Not really, who knows. I used to think I couldn’t be anything other than an architect and now I’m an artist, so you never know.

What do you want more of in your work right now?
The ability to say ‘no’ to things. I get offers all the time, I want the wisdom to know what to say ‘yes’ to and ‘no’ to I suppose.

And less of?
Overcommitting myself.

What do you think the biggest fail a person can have running their own business (or career)
This idea of striving for perfection and being set in your ways about the only way to do something, or the only thing I should be doing. I accept that I will make wrong decisions so I’m open to always learn and change as I need to.

What is one word you would use to describe yourself as a child?
Shy, afraid of other people and conscientious.

If you knew me really well, you’d know …
I’m an introvert at heart which people find hard to believe. I need a lot of ‘me time’ to recharge.

What kind of impact do you think you have on the people you work with?
The impact I hope to achieve is that I inspire people to have a go and have confidence in their own ‘marks’, and never to compare themselves with others.

What are you like at work when you’re stressed?
I drink too much tea and I don’t want anyone to talk to me – I just want to get on and do my work.

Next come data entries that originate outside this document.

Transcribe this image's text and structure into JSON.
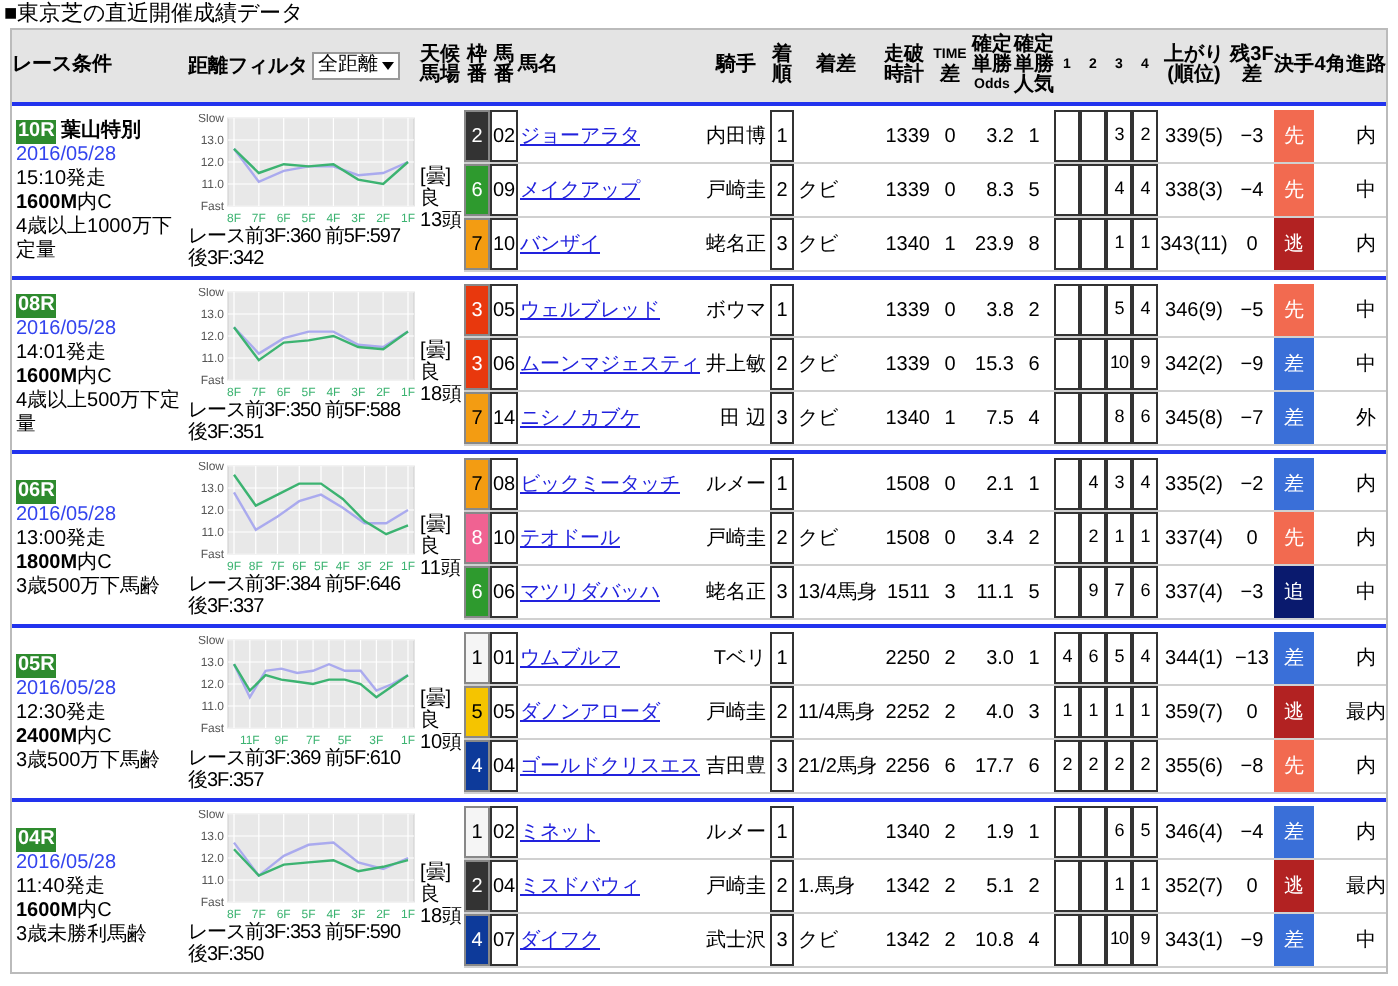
{
  "title": "■東京芝の直近開催成績データ",
  "header": {
    "race_label": "レース条件",
    "filter_label": "距離フィルタ",
    "filter_value": "全距離",
    "weather_label": "天候馬場",
    "columns": [
      "枠番",
      "馬番",
      "馬名",
      "騎手",
      "着順",
      "着差",
      "走破時計",
      "TIME\n差",
      "確定単勝\nOdds",
      "確定単勝人気",
      "1",
      "2",
      "3",
      "4",
      "上がり(順位)",
      "残3F\n差",
      "決手",
      "4角",
      "進路"
    ]
  },
  "races": [
    {
      "number": "10R",
      "name": "葉山特別",
      "date": "2016/05/28",
      "start": "15:10発走",
      "distance": "1600M",
      "course": "内C",
      "condition": "4歳以上1000万下定量",
      "splits": "レース前3F:360 前5F:597 後3F:342",
      "weather": "[曇]",
      "going": "良",
      "field": "13頭",
      "chart_data": {
        "type": "line",
        "x": [
          8,
          7,
          6,
          5,
          4,
          3,
          2,
          1
        ],
        "xlim": [
          8,
          1
        ],
        "grid": true,
        "xticks": [
          {
            "value": 8,
            "label": "8F"
          },
          {
            "value": 7,
            "label": "7F"
          },
          {
            "value": 6,
            "label": "6F"
          },
          {
            "value": 5,
            "label": "5F"
          },
          {
            "value": 4,
            "label": "4F"
          },
          {
            "value": 3,
            "label": "3F"
          },
          {
            "value": 2,
            "label": "2F"
          },
          {
            "value": 1,
            "label": "1F"
          }
        ],
        "ylim": [
          10,
          14
        ],
        "yticks": [
          {
            "value": 14,
            "label": "Slow"
          },
          {
            "value": 13,
            "label": "13.0"
          },
          {
            "value": 12,
            "label": "12.0"
          },
          {
            "value": 11,
            "label": "11.0"
          },
          {
            "value": 10,
            "label": "Fast"
          }
        ],
        "series": [
          {
            "color": "#aaaaee",
            "values": [
              12.6,
              11.1,
              11.6,
              11.8,
              11.8,
              11.4,
              11.5,
              12.0
            ]
          },
          {
            "color": "#3cb371",
            "values": [
              12.6,
              11.5,
              11.9,
              11.8,
              11.9,
              11.2,
              11.0,
              12.0
            ]
          }
        ]
      },
      "horses": [
        {
          "frame": {
            "number": "2",
            "color": "#333333"
          },
          "number": "02",
          "name": "ジョーアラタ",
          "jockey": "内田博",
          "place": "1",
          "time": "1339",
          "time_diff": "0",
          "odds": "3.2",
          "popularity": "1",
          "passing": {
            "c3": "3",
            "c4": "2"
          },
          "last3f": "339(5)",
          "diff3f": "−3",
          "style": {
            "label": "先",
            "color": "#f26a50"
          },
          "route": "内"
        },
        {
          "frame": {
            "number": "6",
            "color": "#2e9a2e"
          },
          "number": "09",
          "name": "メイクアップ",
          "jockey": "戸崎圭",
          "place": "2",
          "margin": "クビ",
          "time": "1339",
          "time_diff": "0",
          "odds": "8.3",
          "popularity": "5",
          "passing": {
            "c3": "4",
            "c4": "4"
          },
          "last3f": "338(3)",
          "diff3f": "−4",
          "style": {
            "label": "先",
            "color": "#f26a50"
          },
          "route": "中"
        },
        {
          "frame": {
            "number": "7",
            "color": "#f39c12"
          },
          "number": "10",
          "name": "バンザイ",
          "jockey": "蛯名正",
          "place": "3",
          "margin": "クビ",
          "time": "1340",
          "time_diff": "1",
          "odds": "23.9",
          "popularity": "8",
          "passing": {
            "c3": "1",
            "c4": "1"
          },
          "last3f": "343(11)",
          "diff3f": "0",
          "style": {
            "label": "逃",
            "color": "#b22222"
          },
          "route": "内"
        }
      ]
    },
    {
      "number": "08R",
      "date": "2016/05/28",
      "start": "14:01発走",
      "distance": "1600M",
      "course": "内C",
      "condition": "4歳以上500万下定量",
      "splits": "レース前3F:350 前5F:588 後3F:351",
      "weather": "[曇]",
      "going": "良",
      "field": "18頭",
      "chart_data": {
        "type": "line",
        "x": [
          8,
          7,
          6,
          5,
          4,
          3,
          2,
          1
        ],
        "xlim": [
          8,
          1
        ],
        "grid": true,
        "xticks": [
          {
            "value": 8,
            "label": "8F"
          },
          {
            "value": 7,
            "label": "7F"
          },
          {
            "value": 6,
            "label": "6F"
          },
          {
            "value": 5,
            "label": "5F"
          },
          {
            "value": 4,
            "label": "4F"
          },
          {
            "value": 3,
            "label": "3F"
          },
          {
            "value": 2,
            "label": "2F"
          },
          {
            "value": 1,
            "label": "1F"
          }
        ],
        "ylim": [
          10,
          14
        ],
        "yticks": [
          {
            "value": 14,
            "label": "Slow"
          },
          {
            "value": 13,
            "label": "13.0"
          },
          {
            "value": 12,
            "label": "12.0"
          },
          {
            "value": 11,
            "label": "11.0"
          },
          {
            "value": 10,
            "label": "Fast"
          }
        ],
        "series": [
          {
            "color": "#aaaaee",
            "values": [
              12.4,
              11.2,
              11.9,
              12.2,
              12.2,
              11.6,
              11.5,
              12.2
            ]
          },
          {
            "color": "#3cb371",
            "values": [
              12.4,
              10.9,
              11.7,
              11.8,
              12.0,
              11.5,
              11.4,
              12.2
            ]
          }
        ]
      },
      "horses": [
        {
          "frame": {
            "number": "3",
            "color": "#e8380d"
          },
          "number": "05",
          "name": "ウェルブレッド",
          "jockey": "ボウマ",
          "place": "1",
          "time": "1339",
          "time_diff": "0",
          "odds": "3.8",
          "popularity": "2",
          "passing": {
            "c3": "5",
            "c4": "4"
          },
          "last3f": "346(9)",
          "diff3f": "−5",
          "style": {
            "label": "先",
            "color": "#f26a50"
          },
          "route": "中"
        },
        {
          "frame": {
            "number": "3",
            "color": "#e8380d"
          },
          "number": "06",
          "name": "ムーンマジェスティ",
          "jockey": "井上敏",
          "place": "2",
          "margin": "クビ",
          "time": "1339",
          "time_diff": "0",
          "odds": "15.3",
          "popularity": "6",
          "passing": {
            "c3": "10",
            "c4": "9"
          },
          "last3f": "342(2)",
          "diff3f": "−9",
          "style": {
            "label": "差",
            "color": "#3a6fd8"
          },
          "route": "中"
        },
        {
          "frame": {
            "number": "7",
            "color": "#f39c12"
          },
          "number": "14",
          "name": "ニシノカブケ",
          "jockey": "田 辺",
          "place": "3",
          "margin": "クビ",
          "time": "1340",
          "time_diff": "1",
          "odds": "7.5",
          "popularity": "4",
          "passing": {
            "c3": "8",
            "c4": "6"
          },
          "last3f": "345(8)",
          "diff3f": "−7",
          "style": {
            "label": "差",
            "color": "#3a6fd8"
          },
          "route": "外"
        }
      ]
    },
    {
      "number": "06R",
      "date": "2016/05/28",
      "start": "13:00発走",
      "distance": "1800M",
      "course": "内C",
      "condition": "3歳500万下馬齢",
      "splits": "レース前3F:384 前5F:646 後3F:337",
      "weather": "[曇]",
      "going": "良",
      "field": "11頭",
      "chart_data": {
        "type": "line",
        "x": [
          9,
          8,
          7,
          6,
          5,
          4,
          3,
          2,
          1
        ],
        "xlim": [
          9,
          1
        ],
        "grid": true,
        "xticks": [
          {
            "value": 9,
            "label": "9F"
          },
          {
            "value": 8,
            "label": "8F"
          },
          {
            "value": 7,
            "label": "7F"
          },
          {
            "value": 6,
            "label": "6F"
          },
          {
            "value": 5,
            "label": "5F"
          },
          {
            "value": 4,
            "label": "4F"
          },
          {
            "value": 3,
            "label": "3F"
          },
          {
            "value": 2,
            "label": "2F"
          },
          {
            "value": 1,
            "label": "1F"
          }
        ],
        "ylim": [
          10,
          14
        ],
        "yticks": [
          {
            "value": 14,
            "label": "Slow"
          },
          {
            "value": 13,
            "label": "13.0"
          },
          {
            "value": 12,
            "label": "12.0"
          },
          {
            "value": 11,
            "label": "11.0"
          },
          {
            "value": 10,
            "label": "Fast"
          }
        ],
        "series": [
          {
            "color": "#aaaaee",
            "values": [
              12.8,
              11.1,
              11.7,
              12.4,
              12.7,
              12.1,
              11.4,
              11.4,
              12.0
            ]
          },
          {
            "color": "#3cb371",
            "values": [
              13.6,
              12.2,
              12.7,
              13.2,
              13.2,
              12.5,
              11.5,
              10.9,
              11.3
            ]
          }
        ]
      },
      "horses": [
        {
          "frame": {
            "number": "7",
            "color": "#f39c12"
          },
          "number": "08",
          "name": "ビックミータッチ",
          "jockey": "ルメー",
          "place": "1",
          "time": "1508",
          "time_diff": "0",
          "odds": "2.1",
          "popularity": "1",
          "passing": {
            "c2": "4",
            "c3": "3",
            "c4": "4"
          },
          "last3f": "335(2)",
          "diff3f": "−2",
          "style": {
            "label": "差",
            "color": "#3a6fd8"
          },
          "route": "内"
        },
        {
          "frame": {
            "number": "8",
            "color": "#f06292"
          },
          "number": "10",
          "name": "テオドール",
          "jockey": "戸崎圭",
          "place": "2",
          "margin": "クビ",
          "time": "1508",
          "time_diff": "0",
          "odds": "3.4",
          "popularity": "2",
          "passing": {
            "c2": "2",
            "c3": "1",
            "c4": "1"
          },
          "last3f": "337(4)",
          "diff3f": "0",
          "style": {
            "label": "先",
            "color": "#f26a50"
          },
          "route": "内"
        },
        {
          "frame": {
            "number": "6",
            "color": "#2e9a2e"
          },
          "number": "06",
          "name": "マツリダバッハ",
          "jockey": "蛯名正",
          "place": "3",
          "margin": "13/4馬身",
          "time": "1511",
          "time_diff": "3",
          "odds": "11.1",
          "popularity": "5",
          "passing": {
            "c2": "9",
            "c3": "7",
            "c4": "6"
          },
          "last3f": "337(4)",
          "diff3f": "−3",
          "style": {
            "label": "追",
            "color": "#0a1a6e"
          },
          "route": "中"
        }
      ]
    },
    {
      "number": "05R",
      "date": "2016/05/28",
      "start": "12:30発走",
      "distance": "2400M",
      "course": "内C",
      "condition": "3歳500万下馬齢",
      "splits": "レース前3F:369 前5F:610 後3F:357",
      "weather": "[曇]",
      "going": "良",
      "field": "10頭",
      "chart_data": {
        "type": "line",
        "x": [
          12,
          11,
          10,
          9,
          8,
          7,
          6,
          5,
          4,
          3,
          2,
          1
        ],
        "xlim": [
          12,
          1
        ],
        "grid": true,
        "xticks": [
          {
            "value": 11,
            "label": "11F"
          },
          {
            "value": 9,
            "label": "9F"
          },
          {
            "value": 7,
            "label": "7F"
          },
          {
            "value": 5,
            "label": "5F"
          },
          {
            "value": 3,
            "label": "3F"
          },
          {
            "value": 1,
            "label": "1F"
          }
        ],
        "ylim": [
          10,
          14
        ],
        "yticks": [
          {
            "value": 14,
            "label": "Slow"
          },
          {
            "value": 13,
            "label": "13.0"
          },
          {
            "value": 12,
            "label": "12.0"
          },
          {
            "value": 11,
            "label": "11.0"
          },
          {
            "value": 10,
            "label": "Fast"
          }
        ],
        "series": [
          {
            "color": "#aaaaee",
            "values": [
              12.9,
              11.4,
              12.6,
              12.7,
              12.5,
              12.6,
              12.9,
              12.6,
              12.6,
              11.7,
              12.0,
              12.4
            ]
          },
          {
            "color": "#3cb371",
            "values": [
              12.9,
              11.7,
              12.4,
              12.2,
              12.1,
              12.0,
              12.2,
              12.2,
              12.0,
              11.4,
              11.9,
              12.4
            ]
          }
        ]
      },
      "horses": [
        {
          "frame": {
            "number": "1",
            "color": "#f5f5f5"
          },
          "number": "01",
          "name": "ウムブルフ",
          "jockey": "Tベリ",
          "place": "1",
          "time": "2250",
          "time_diff": "2",
          "odds": "3.0",
          "popularity": "1",
          "passing": {
            "c1": "4",
            "c2": "6",
            "c3": "5",
            "c4": "4"
          },
          "last3f": "344(1)",
          "diff3f": "−13",
          "style": {
            "label": "差",
            "color": "#3a6fd8"
          },
          "route": "内"
        },
        {
          "frame": {
            "number": "5",
            "color": "#f5c400"
          },
          "number": "05",
          "name": "ダノンアローダ",
          "jockey": "戸崎圭",
          "place": "2",
          "margin": "11/4馬身",
          "time": "2252",
          "time_diff": "2",
          "odds": "4.0",
          "popularity": "3",
          "passing": {
            "c1": "1",
            "c2": "1",
            "c3": "1",
            "c4": "1"
          },
          "last3f": "359(7)",
          "diff3f": "0",
          "style": {
            "label": "逃",
            "color": "#b22222"
          },
          "route": "最内"
        },
        {
          "frame": {
            "number": "4",
            "color": "#0d3a9a"
          },
          "number": "04",
          "name": "ゴールドクリスエス",
          "jockey": "吉田豊",
          "place": "3",
          "margin": "21/2馬身",
          "time": "2256",
          "time_diff": "6",
          "odds": "17.7",
          "popularity": "6",
          "passing": {
            "c1": "2",
            "c2": "2",
            "c3": "2",
            "c4": "2"
          },
          "last3f": "355(6)",
          "diff3f": "−8",
          "style": {
            "label": "先",
            "color": "#f26a50"
          },
          "route": "内"
        }
      ]
    },
    {
      "number": "04R",
      "date": "2016/05/28",
      "start": "11:40発走",
      "distance": "1600M",
      "course": "内C",
      "condition": "3歳未勝利馬齢",
      "splits": "レース前3F:353 前5F:590 後3F:350",
      "weather": "[曇]",
      "going": "良",
      "field": "18頭",
      "chart_data": {
        "type": "line",
        "x": [
          8,
          7,
          6,
          5,
          4,
          3,
          2,
          1
        ],
        "xlim": [
          8,
          1
        ],
        "grid": true,
        "xticks": [
          {
            "value": 8,
            "label": "8F"
          },
          {
            "value": 7,
            "label": "7F"
          },
          {
            "value": 6,
            "label": "6F"
          },
          {
            "value": 5,
            "label": "5F"
          },
          {
            "value": 4,
            "label": "4F"
          },
          {
            "value": 3,
            "label": "3F"
          },
          {
            "value": 2,
            "label": "2F"
          },
          {
            "value": 1,
            "label": "1F"
          }
        ],
        "ylim": [
          10,
          14
        ],
        "yticks": [
          {
            "value": 14,
            "label": "Slow"
          },
          {
            "value": 13,
            "label": "13.0"
          },
          {
            "value": 12,
            "label": "12.0"
          },
          {
            "value": 11,
            "label": "11.0"
          },
          {
            "value": 10,
            "label": "Fast"
          }
        ],
        "series": [
          {
            "color": "#aaaaee",
            "values": [
              12.7,
              11.2,
              12.1,
              12.6,
              12.7,
              11.8,
              11.5,
              12.0
            ]
          },
          {
            "color": "#3cb371",
            "values": [
              12.4,
              11.2,
              11.7,
              11.8,
              11.9,
              11.4,
              11.6,
              11.9
            ]
          }
        ]
      },
      "horses": [
        {
          "frame": {
            "number": "1",
            "color": "#f5f5f5"
          },
          "number": "02",
          "name": "ミネット",
          "jockey": "ルメー",
          "place": "1",
          "time": "1340",
          "time_diff": "2",
          "odds": "1.9",
          "popularity": "1",
          "passing": {
            "c3": "6",
            "c4": "5"
          },
          "last3f": "346(4)",
          "diff3f": "−4",
          "style": {
            "label": "差",
            "color": "#3a6fd8"
          },
          "route": "内"
        },
        {
          "frame": {
            "number": "2",
            "color": "#333333"
          },
          "number": "04",
          "name": "ミスドバウィ",
          "jockey": "戸崎圭",
          "place": "2",
          "margin": "1.馬身",
          "time": "1342",
          "time_diff": "2",
          "odds": "5.1",
          "popularity": "2",
          "passing": {
            "c3": "1",
            "c4": "1"
          },
          "last3f": "352(7)",
          "diff3f": "0",
          "style": {
            "label": "逃",
            "color": "#b22222"
          },
          "route": "最内"
        },
        {
          "frame": {
            "number": "4",
            "color": "#0d3a9a"
          },
          "number": "07",
          "name": "ダイフク",
          "jockey": "武士沢",
          "place": "3",
          "margin": "クビ",
          "time": "1342",
          "time_diff": "2",
          "odds": "10.8",
          "popularity": "4",
          "passing": {
            "c3": "10",
            "c4": "9"
          },
          "last3f": "343(1)",
          "diff3f": "−9",
          "style": {
            "label": "差",
            "color": "#3a6fd8"
          },
          "route": "中"
        }
      ]
    }
  ]
}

What are you like at work when you’re relaxed?
I talk too much

What’s really important to you?
Finding beauty in the everyday –I celebrate my tea, drinking it out of a fine china teacup. I sit down to have something fancy, but basically, it’s just a cup of tea. It’s kind of a symbol of what I’m trying to achieve and teacups are what I’m known for, I sketch them over and over again, and they track my journey.

and finally, a quick pop quiz:

Favourite song or piece of music? The Lark Ascending by Vaughan Williams

Favourite book? The Bible

Favourite movie? Something black and white from the 1940’s

Favourite piece of art? Spring Frost by Eliot Gruner [link NSW AG] 

Favourite place? Pulpit Rock in the Blue Mountains



All images provided by Liz Steel

If you enjoyed reading about Liz's career, here's a link for more interviews I've done from people who love their work

And special thanks to Sasha Douglas for introducing me to her old schoolfriend.